** EXTRACTED INFORMATION follows **

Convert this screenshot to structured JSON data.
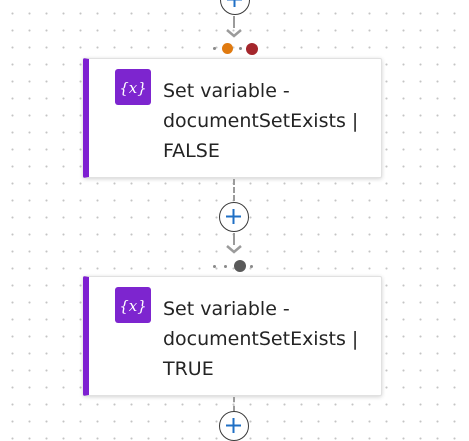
{
  "flow": {
    "steps": [
      {
        "type": "Set variable",
        "title": "Set variable - documentSetExists | FALSE",
        "variable_icon": "variable-icon",
        "accent_color": "#7e1fd1"
      },
      {
        "type": "Set variable",
        "title": "Set variable - documentSetExists | TRUE",
        "variable_icon": "variable-icon",
        "accent_color": "#7e1fd1"
      }
    ],
    "branch_dots": {
      "first": {
        "left_color": "#e07a10",
        "right_color": "#a4262c"
      },
      "second": {
        "center_color": "#5a5a5a"
      }
    },
    "icons": {
      "add": "plus-icon",
      "connector_arrow": "chevron-down-icon"
    }
  }
}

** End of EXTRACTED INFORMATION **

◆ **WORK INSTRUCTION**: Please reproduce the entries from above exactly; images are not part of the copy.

◆ **SOLUTION TO THE EXERCISE**:
Convert this screenshot to structured JSON data.
{
  "flow": {
    "steps": [
      {
        "type": "Set variable",
        "title": "Set variable - documentSetExists | FALSE",
        "variable_icon": "variable-icon",
        "accent_color": "#7e1fd1"
      },
      {
        "type": "Set variable",
        "title": "Set variable - documentSetExists | TRUE",
        "variable_icon": "variable-icon",
        "accent_color": "#7e1fd1"
      }
    ],
    "branch_dots": {
      "first": {
        "left_color": "#e07a10",
        "right_color": "#a4262c"
      },
      "second": {
        "center_color": "#5a5a5a"
      }
    },
    "icons": {
      "add": "plus-icon",
      "connector_arrow": "chevron-down-icon"
    }
  }
}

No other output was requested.